The Department of Health in Washington State had a massive problem: misinformation around the COVID-19 Vaccination was causing a dangerously low uptake across the state. People simply did not want to take the shot.
Shot of a Lifetime
A geographic comparison showed that the counties and demographics in Washington State with the lowest percentage of vaccinations, were also over-indexed for the likelihood to be Lottery players. That made it a perfect, high-reach platform for appealing to those less vaccinated groups.
With 48-hours to deliver a plan, we restricted ourselves to uncontentious past findings and evidence from our files and state data that had already been approved by the Governor’s Office.
We pitched for one large jackpot of $1 million, to make it a no-brainer lead message. The Governor pitched for federal aid, and the million-dollar prize was secured.
We kept it very simple, offering one lucky Washingtonian the chance to win a million dollars - just for getting vaccinated.
The core idea was easy to understand and align with. Like the best incentives, it didn’t try to force anyone to change positions. It gave people a fun and uncontroversial reason to get the shot, instead of waiting to get the shot until 'some other time'.
We also resisted taking the credit. It was a lottery, but it was only branded by the Department of Health; and we designed the campaign to look and feel deliberately unsophisticated, playful, and bright: like a county fairground.
The initiative took off like wildfire. Every TV nightly news program across Washington state began with a featured story, ensuring that our message would reach everyone. ‘Shot of a Lifetime’ was on 547 TV news stories in its first two weeks.
Within four weeks, 28,500 Washingtonians got vaccinated as a result of our draw entry mechanic.

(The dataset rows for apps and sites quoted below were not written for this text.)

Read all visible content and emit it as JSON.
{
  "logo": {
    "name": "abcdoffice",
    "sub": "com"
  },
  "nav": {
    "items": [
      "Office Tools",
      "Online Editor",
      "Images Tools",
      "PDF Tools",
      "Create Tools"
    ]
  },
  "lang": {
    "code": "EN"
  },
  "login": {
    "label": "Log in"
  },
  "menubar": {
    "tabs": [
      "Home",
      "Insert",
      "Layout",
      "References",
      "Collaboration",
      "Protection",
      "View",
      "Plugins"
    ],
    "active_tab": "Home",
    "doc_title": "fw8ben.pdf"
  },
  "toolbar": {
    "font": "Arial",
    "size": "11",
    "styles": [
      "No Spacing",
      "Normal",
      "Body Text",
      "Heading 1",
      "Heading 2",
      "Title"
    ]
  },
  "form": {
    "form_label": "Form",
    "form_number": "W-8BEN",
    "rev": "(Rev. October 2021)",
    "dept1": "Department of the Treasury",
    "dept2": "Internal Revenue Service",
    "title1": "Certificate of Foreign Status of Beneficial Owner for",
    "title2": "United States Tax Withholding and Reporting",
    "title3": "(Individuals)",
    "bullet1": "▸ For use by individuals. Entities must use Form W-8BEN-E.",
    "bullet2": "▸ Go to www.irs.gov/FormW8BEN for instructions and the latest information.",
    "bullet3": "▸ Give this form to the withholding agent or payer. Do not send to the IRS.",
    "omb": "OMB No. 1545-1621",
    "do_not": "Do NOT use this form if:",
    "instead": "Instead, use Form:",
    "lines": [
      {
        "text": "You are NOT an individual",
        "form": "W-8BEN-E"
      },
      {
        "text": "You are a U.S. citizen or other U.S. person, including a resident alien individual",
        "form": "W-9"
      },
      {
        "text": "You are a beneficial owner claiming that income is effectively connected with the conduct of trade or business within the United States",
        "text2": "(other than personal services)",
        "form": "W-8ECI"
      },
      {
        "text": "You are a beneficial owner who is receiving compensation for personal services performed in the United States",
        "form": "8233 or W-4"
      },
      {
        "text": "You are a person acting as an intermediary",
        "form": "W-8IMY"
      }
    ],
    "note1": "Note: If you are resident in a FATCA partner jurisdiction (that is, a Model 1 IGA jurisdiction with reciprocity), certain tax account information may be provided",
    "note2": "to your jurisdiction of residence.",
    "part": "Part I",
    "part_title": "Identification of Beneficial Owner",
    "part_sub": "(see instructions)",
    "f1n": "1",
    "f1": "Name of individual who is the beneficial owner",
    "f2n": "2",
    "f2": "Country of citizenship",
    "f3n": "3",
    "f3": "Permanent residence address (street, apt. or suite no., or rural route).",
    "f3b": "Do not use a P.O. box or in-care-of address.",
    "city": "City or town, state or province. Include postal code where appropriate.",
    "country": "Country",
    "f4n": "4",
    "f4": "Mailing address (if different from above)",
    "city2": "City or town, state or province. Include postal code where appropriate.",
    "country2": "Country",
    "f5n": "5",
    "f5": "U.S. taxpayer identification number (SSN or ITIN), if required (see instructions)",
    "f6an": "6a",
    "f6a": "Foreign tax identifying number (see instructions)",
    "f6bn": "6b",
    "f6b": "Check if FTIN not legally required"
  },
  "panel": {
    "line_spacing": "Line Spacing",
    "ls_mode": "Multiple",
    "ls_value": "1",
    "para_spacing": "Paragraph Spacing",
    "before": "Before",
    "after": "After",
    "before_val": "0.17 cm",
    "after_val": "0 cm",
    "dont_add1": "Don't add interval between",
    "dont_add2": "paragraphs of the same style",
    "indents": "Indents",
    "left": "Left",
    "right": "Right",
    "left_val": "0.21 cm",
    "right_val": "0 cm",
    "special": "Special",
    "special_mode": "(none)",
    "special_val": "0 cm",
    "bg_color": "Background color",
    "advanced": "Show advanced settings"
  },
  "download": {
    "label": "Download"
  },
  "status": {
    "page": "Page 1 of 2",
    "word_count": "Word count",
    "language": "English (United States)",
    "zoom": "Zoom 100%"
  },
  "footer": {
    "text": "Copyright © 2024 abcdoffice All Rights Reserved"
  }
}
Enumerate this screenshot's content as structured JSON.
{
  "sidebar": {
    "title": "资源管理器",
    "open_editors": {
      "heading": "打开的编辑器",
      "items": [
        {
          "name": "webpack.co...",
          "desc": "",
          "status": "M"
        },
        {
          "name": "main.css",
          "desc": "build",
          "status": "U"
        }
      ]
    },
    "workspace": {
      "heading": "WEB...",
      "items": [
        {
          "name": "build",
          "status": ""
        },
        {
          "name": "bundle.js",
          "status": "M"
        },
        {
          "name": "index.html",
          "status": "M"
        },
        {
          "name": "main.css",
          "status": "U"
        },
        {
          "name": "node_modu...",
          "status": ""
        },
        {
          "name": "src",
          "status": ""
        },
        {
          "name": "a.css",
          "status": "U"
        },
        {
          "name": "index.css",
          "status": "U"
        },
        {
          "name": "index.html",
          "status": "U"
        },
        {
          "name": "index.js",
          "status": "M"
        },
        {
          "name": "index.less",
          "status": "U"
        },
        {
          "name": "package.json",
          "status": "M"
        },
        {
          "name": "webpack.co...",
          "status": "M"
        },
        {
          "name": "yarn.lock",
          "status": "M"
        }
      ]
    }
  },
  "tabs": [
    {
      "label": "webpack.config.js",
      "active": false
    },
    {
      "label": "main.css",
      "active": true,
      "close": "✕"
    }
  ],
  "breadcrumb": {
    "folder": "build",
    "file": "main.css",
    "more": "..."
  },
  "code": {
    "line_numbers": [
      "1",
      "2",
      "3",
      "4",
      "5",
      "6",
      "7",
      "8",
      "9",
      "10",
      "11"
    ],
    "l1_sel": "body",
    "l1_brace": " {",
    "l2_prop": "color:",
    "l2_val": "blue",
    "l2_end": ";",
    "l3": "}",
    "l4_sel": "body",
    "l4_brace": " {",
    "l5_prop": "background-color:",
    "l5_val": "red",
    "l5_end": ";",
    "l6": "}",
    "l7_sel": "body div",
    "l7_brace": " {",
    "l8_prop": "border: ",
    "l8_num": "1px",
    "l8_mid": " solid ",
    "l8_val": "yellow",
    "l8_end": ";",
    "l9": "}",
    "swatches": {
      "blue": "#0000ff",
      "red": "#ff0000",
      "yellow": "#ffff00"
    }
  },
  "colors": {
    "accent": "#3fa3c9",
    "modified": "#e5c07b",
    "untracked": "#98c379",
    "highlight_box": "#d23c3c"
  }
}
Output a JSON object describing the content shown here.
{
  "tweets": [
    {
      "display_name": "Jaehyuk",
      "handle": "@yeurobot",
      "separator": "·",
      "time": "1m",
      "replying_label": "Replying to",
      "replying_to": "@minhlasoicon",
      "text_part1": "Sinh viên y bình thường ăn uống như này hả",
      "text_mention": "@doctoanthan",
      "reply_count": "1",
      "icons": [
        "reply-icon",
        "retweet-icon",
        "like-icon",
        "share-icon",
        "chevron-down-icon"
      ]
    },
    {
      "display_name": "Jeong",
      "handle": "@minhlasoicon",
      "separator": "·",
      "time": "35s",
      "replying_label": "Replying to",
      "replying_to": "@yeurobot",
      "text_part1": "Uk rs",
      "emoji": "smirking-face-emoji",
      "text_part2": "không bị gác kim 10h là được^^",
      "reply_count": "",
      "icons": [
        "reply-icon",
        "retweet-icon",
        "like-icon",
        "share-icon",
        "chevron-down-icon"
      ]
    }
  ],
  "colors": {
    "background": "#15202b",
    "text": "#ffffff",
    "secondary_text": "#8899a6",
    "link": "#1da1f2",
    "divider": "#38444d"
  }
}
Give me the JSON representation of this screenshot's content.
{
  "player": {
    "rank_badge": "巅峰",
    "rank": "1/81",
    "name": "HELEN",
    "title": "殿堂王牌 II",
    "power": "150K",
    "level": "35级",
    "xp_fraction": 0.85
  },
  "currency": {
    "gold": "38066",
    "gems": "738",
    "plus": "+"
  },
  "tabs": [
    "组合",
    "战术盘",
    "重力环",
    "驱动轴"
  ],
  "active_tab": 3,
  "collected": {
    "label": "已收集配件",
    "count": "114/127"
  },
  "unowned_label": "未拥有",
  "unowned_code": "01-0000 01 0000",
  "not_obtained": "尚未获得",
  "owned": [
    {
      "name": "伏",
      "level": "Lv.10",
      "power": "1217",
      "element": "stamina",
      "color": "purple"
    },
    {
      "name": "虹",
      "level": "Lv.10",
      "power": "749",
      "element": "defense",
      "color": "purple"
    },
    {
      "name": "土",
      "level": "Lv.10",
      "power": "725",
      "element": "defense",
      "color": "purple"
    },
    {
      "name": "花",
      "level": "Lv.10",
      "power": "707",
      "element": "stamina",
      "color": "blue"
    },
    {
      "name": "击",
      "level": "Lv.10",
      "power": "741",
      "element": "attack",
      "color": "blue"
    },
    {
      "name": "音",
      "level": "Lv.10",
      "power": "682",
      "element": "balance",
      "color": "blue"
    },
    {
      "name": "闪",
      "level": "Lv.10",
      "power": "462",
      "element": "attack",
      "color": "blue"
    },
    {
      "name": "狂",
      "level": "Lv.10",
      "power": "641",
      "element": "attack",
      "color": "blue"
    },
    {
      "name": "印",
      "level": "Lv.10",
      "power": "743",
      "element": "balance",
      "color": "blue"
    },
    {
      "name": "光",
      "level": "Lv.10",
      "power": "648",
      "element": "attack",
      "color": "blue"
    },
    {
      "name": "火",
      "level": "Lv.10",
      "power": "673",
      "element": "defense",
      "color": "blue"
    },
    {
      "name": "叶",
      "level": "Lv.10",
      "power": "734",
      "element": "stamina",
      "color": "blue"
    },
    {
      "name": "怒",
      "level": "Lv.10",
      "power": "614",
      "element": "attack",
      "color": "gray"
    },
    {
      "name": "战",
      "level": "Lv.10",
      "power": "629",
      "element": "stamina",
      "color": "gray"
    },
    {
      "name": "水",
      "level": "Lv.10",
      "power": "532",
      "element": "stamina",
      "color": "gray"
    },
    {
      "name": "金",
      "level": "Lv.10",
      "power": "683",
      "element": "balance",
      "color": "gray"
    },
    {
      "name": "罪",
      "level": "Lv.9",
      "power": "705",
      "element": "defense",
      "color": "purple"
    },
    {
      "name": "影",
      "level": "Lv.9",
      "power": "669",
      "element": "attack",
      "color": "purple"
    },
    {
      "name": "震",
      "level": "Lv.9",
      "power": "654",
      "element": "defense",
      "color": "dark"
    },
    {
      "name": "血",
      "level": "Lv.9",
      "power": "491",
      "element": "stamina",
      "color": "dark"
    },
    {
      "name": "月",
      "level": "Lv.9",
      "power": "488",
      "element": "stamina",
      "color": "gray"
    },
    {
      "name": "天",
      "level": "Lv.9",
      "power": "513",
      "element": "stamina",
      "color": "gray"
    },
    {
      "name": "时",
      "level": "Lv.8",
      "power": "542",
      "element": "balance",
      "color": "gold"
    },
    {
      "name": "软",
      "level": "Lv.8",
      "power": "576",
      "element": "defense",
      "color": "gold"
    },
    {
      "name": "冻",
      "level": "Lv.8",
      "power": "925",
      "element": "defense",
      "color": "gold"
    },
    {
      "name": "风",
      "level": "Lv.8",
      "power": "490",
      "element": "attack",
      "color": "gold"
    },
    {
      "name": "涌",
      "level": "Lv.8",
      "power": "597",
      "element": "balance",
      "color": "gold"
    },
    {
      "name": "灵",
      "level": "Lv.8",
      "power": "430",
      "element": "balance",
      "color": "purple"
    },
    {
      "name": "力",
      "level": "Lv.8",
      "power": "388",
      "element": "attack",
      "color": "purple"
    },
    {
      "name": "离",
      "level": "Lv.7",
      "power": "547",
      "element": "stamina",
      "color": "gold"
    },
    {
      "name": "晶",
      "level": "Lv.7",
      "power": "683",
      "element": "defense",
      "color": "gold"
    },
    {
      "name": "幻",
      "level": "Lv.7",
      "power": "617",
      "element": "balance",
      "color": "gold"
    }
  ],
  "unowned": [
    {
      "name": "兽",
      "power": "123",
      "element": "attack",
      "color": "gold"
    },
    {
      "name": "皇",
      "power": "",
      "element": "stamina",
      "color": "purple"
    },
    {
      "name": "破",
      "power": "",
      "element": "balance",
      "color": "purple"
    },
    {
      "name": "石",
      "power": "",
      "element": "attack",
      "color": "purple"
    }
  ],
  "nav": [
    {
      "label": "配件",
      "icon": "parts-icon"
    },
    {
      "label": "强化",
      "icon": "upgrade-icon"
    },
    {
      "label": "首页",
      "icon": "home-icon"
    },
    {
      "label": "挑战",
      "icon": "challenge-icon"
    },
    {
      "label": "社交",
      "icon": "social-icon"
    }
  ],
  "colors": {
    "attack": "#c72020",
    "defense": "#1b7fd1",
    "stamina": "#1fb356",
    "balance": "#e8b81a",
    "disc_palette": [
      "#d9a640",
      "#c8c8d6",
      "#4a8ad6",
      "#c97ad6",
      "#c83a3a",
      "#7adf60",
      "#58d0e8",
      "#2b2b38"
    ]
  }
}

According to the DOH, “After the announcement of the vaccine lottery on June 3rd, the rate of decline decreased in those 55 and older, stopped in those 18-54, and vaccination rates in unvaccinated individuals showed increases in those ages 12-17.”
Estimated Economic Savings